▸ ASSIGNMENT: In the listing below, find every line with the string "icon" and pull it out.

▸ INFORMATION SUPPLIED:
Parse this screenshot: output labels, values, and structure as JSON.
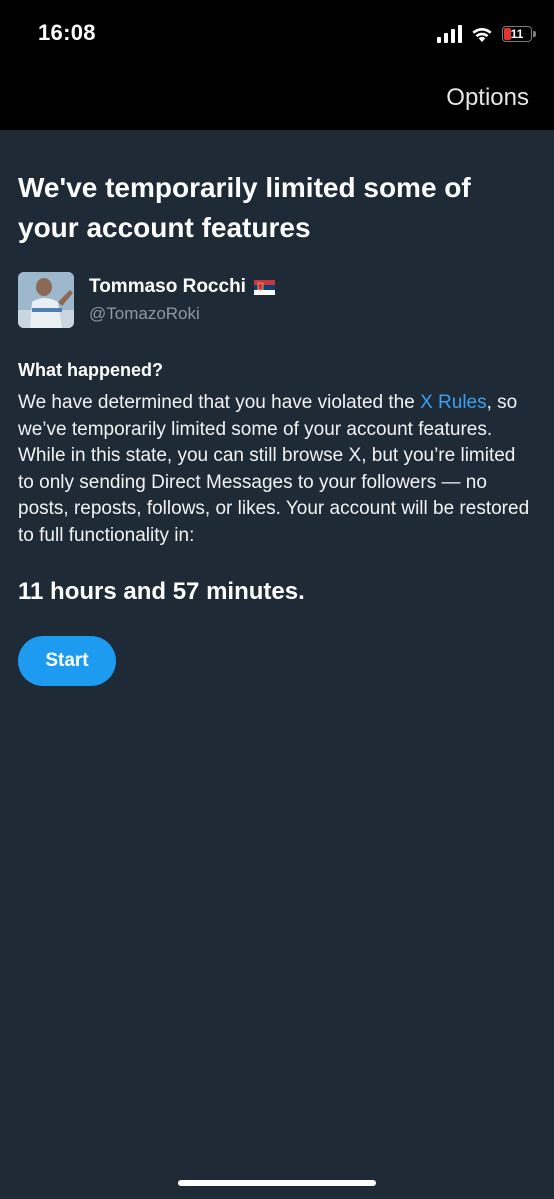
{
  "status_bar": {
    "time": "16:08",
    "battery_level": "11",
    "battery_color": "#e0362f"
  },
  "nav": {
    "options_label": "Options"
  },
  "page": {
    "title": "We've temporarily limited some of your account features"
  },
  "profile": {
    "display_name": "Tommaso Rocchi",
    "flag": "serbia-flag-icon",
    "handle": "@TomazoRoki"
  },
  "notice": {
    "heading": "What happened?",
    "body_before_link": "We have determined that you have violated the ",
    "link_text": "X Rules",
    "body_after_link": ", so we’ve temporarily limited some of your account features. While in this state, you can still browse X, but you’re limited to only sending Direct Messages to your followers — no posts, reposts, follows, or likes. Your account will be restored to full functionality in:",
    "countdown": "11 hours and 57 minutes."
  },
  "actions": {
    "start_label": "Start"
  },
  "colors": {
    "background": "#1e2a36",
    "accent": "#1d9bf0",
    "link": "#3ca0ef"
  }
}
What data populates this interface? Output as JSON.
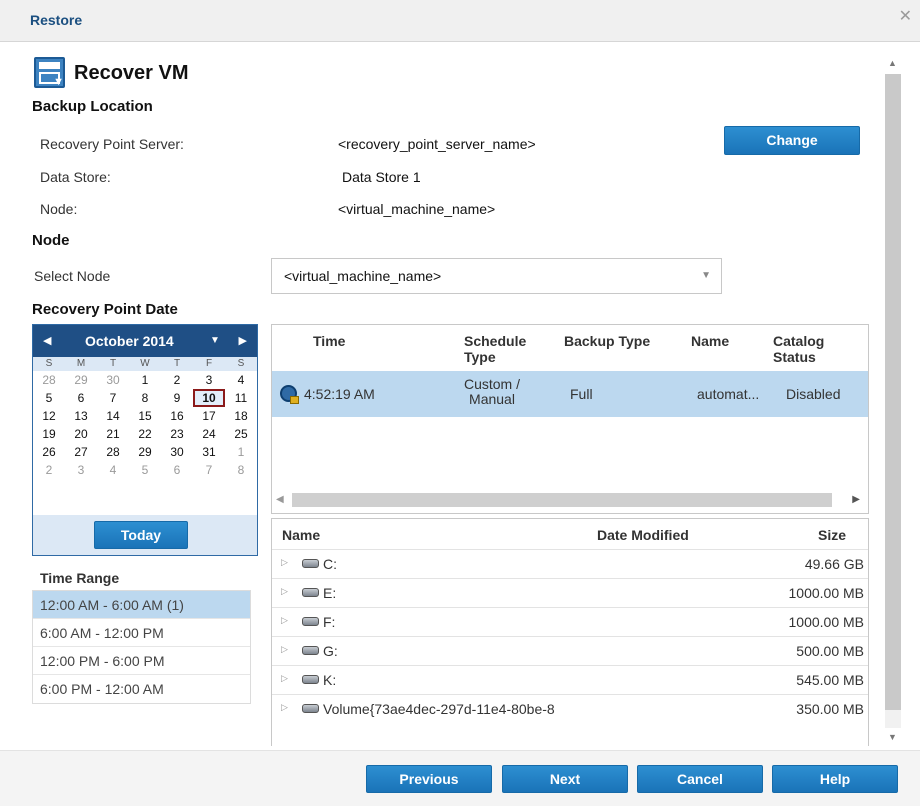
{
  "dialog": {
    "title": "Restore",
    "close_glyph": "✕"
  },
  "header": {
    "title": "Recover VM",
    "icon": "recover-vm-icon"
  },
  "backup_location": {
    "heading": "Backup Location",
    "rps_label": "Recovery Point Server:",
    "rps_value": "<recovery_point_server_name>",
    "datastore_label": "Data Store:",
    "datastore_value": "Data Store 1",
    "node_label": "Node:",
    "node_value": "<virtual_machine_name>",
    "change_button": "Change"
  },
  "node": {
    "heading": "Node",
    "select_label": "Select Node",
    "selected": "<virtual_machine_name>"
  },
  "recovery_point_date": {
    "heading": "Recovery Point Date",
    "month": "October 2014",
    "days_of_week": [
      "S",
      "M",
      "T",
      "W",
      "T",
      "F",
      "S"
    ],
    "weeks": [
      [
        "28",
        "29",
        "30",
        "1",
        "2",
        "3",
        "4"
      ],
      [
        "5",
        "6",
        "7",
        "8",
        "9",
        "10",
        "11"
      ],
      [
        "12",
        "13",
        "14",
        "15",
        "16",
        "17",
        "18"
      ],
      [
        "19",
        "20",
        "21",
        "22",
        "23",
        "24",
        "25"
      ],
      [
        "26",
        "27",
        "28",
        "29",
        "30",
        "31",
        "1"
      ],
      [
        "2",
        "3",
        "4",
        "5",
        "6",
        "7",
        "8"
      ]
    ],
    "selected_day": "10",
    "today_button": "Today"
  },
  "time_range": {
    "heading": "Time Range",
    "items": [
      {
        "label": "12:00 AM - 6:00 AM  (1)",
        "active": true
      },
      {
        "label": "6:00 AM - 12:00 PM",
        "active": false
      },
      {
        "label": "12:00 PM - 6:00 PM",
        "active": false
      },
      {
        "label": "6:00 PM - 12:00 AM",
        "active": false
      }
    ]
  },
  "recovery_points": {
    "columns": {
      "time": "Time",
      "schedule_type_1": "Schedule",
      "schedule_type_2": "Type",
      "backup_type": "Backup Type",
      "name": "Name",
      "catalog_status_1": "Catalog",
      "catalog_status_2": "Status"
    },
    "rows": [
      {
        "time": "4:52:19 AM",
        "schedule_type_1": "Custom /",
        "schedule_type_2": "Manual",
        "backup_type": "Full",
        "name": "automat...",
        "catalog_status": "Disabled"
      }
    ]
  },
  "files": {
    "columns": {
      "name": "Name",
      "date_modified": "Date Modified",
      "size": "Size"
    },
    "rows": [
      {
        "name": "C:",
        "size": "49.66 GB"
      },
      {
        "name": "E:",
        "size": "1000.00 MB"
      },
      {
        "name": "F:",
        "size": "1000.00 MB"
      },
      {
        "name": "G:",
        "size": "500.00 MB"
      },
      {
        "name": "K:",
        "size": "545.00 MB"
      },
      {
        "name": "Volume{73ae4dec-297d-11e4-80be-8",
        "size": "350.00 MB"
      }
    ]
  },
  "footer": {
    "previous": "Previous",
    "next": "Next",
    "cancel": "Cancel",
    "help": "Help"
  }
}
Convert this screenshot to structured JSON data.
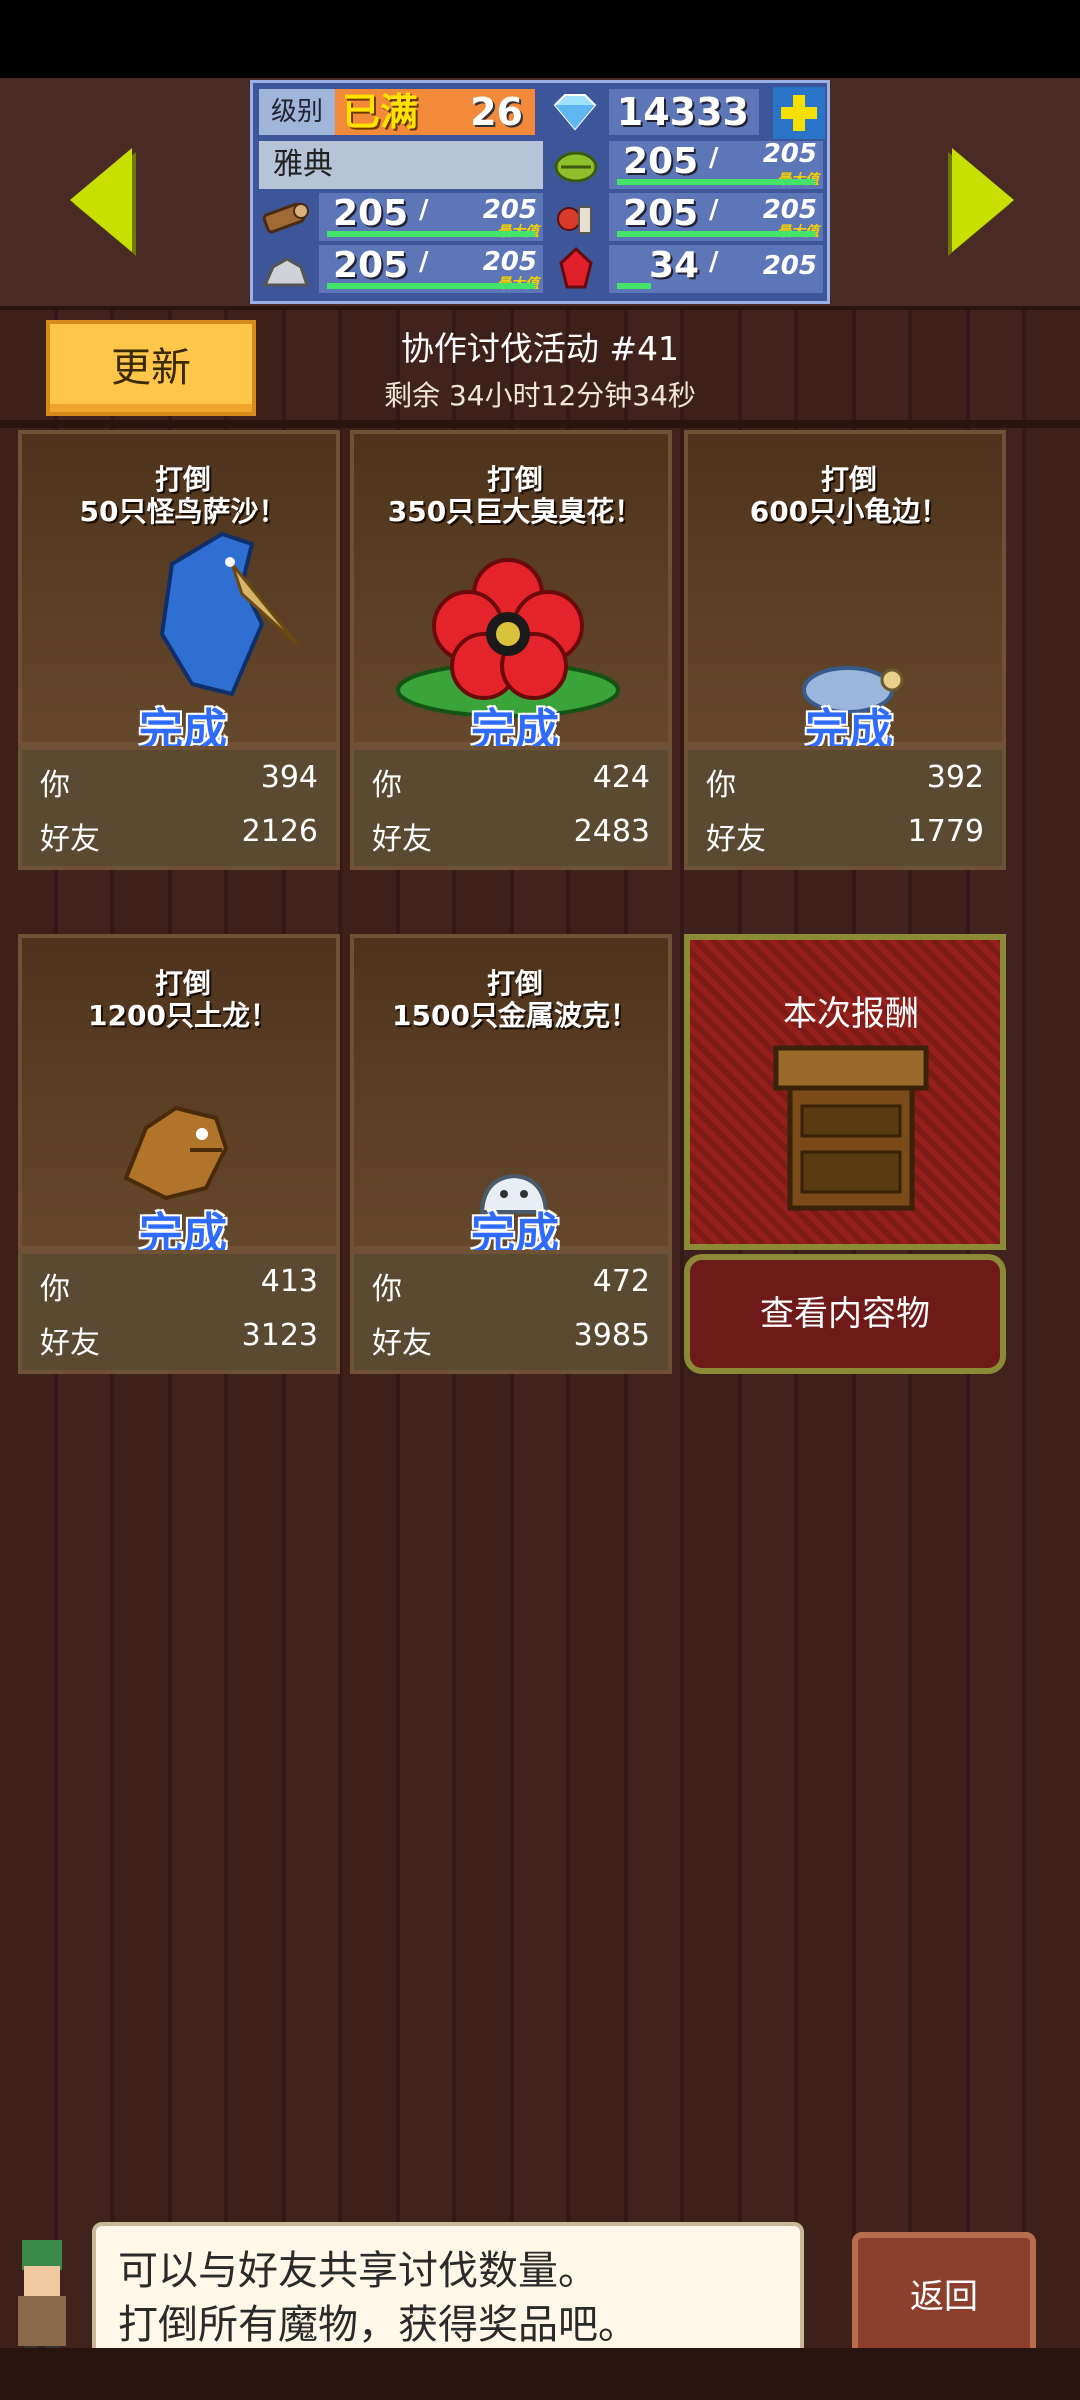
{
  "player": {
    "level_label": "级别",
    "level_status": "已满",
    "level": "26",
    "gems": "14333",
    "city": "雅典"
  },
  "resources": [
    {
      "icon": "wood-icon",
      "value": "205",
      "max": "205",
      "max_label": "最大值",
      "fill": 1.0
    },
    {
      "icon": "herb-icon",
      "value": "205",
      "max": "205",
      "max_label": "最大值",
      "fill": 1.0
    },
    {
      "icon": "food-icon",
      "value": "205",
      "max": "205",
      "max_label": "最大值",
      "fill": 1.0
    },
    {
      "icon": "ore-icon",
      "value": "205",
      "max": "205",
      "max_label": "最大值",
      "fill": 1.0
    },
    {
      "icon": "ruby-icon",
      "value": "34",
      "max": "205",
      "max_label": "",
      "fill": 0.17
    }
  ],
  "header": {
    "refresh_label": "更新",
    "event_title": "协作讨伐活动 #41",
    "event_timer": "剩余 34小时12分钟34秒"
  },
  "tasks": [
    {
      "line1": "打倒",
      "line2": "50只怪鸟萨沙！",
      "status": "完成",
      "you_label": "你",
      "you": "394",
      "friends_label": "好友",
      "friends": "2126",
      "monster": "bird-monster-icon"
    },
    {
      "line1": "打倒",
      "line2": "350只巨大臭臭花！",
      "status": "完成",
      "you_label": "你",
      "you": "424",
      "friends_label": "好友",
      "friends": "2483",
      "monster": "flower-monster-icon"
    },
    {
      "line1": "打倒",
      "line2": "600只小龟边！",
      "status": "完成",
      "you_label": "你",
      "you": "392",
      "friends_label": "好友",
      "friends": "1779",
      "monster": "turtle-monster-icon"
    },
    {
      "line1": "打倒",
      "line2": "1200只土龙！",
      "status": "完成",
      "you_label": "你",
      "you": "413",
      "friends_label": "好友",
      "friends": "3123",
      "monster": "dragon-monster-icon"
    },
    {
      "line1": "打倒",
      "line2": "1500只金属波克！",
      "status": "完成",
      "you_label": "你",
      "you": "472",
      "friends_label": "好友",
      "friends": "3985",
      "monster": "metal-slime-icon"
    }
  ],
  "reward": {
    "title": "本次报酬",
    "button": "查看内容物"
  },
  "dialog": {
    "line1": "可以与好友共享讨伐数量。",
    "line2": "打倒所有魔物，获得奖品吧。"
  },
  "back_label": "返回",
  "colors": {
    "accent_arrow": "#c8e000",
    "done_text": "#2f6bff",
    "refresh_button": "#ffc64a",
    "stats_panel": "#3d5599"
  }
}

▸ TASK RESPONSE:
    "flag": "serbia-flag-icon",
    "icon": "recover-vm-icon"
      "icon": "wood-icon",
      "icon": "herb-icon",
      "icon": "food-icon",
      "icon": "ore-icon",
      "icon": "ruby-icon",
      "monster": "bird-monster-icon"
      "monster": "flower-monster-icon"
      "monster": "turtle-monster-icon"
      "monster": "dragon-monster-icon"
      "monster": "metal-slime-icon"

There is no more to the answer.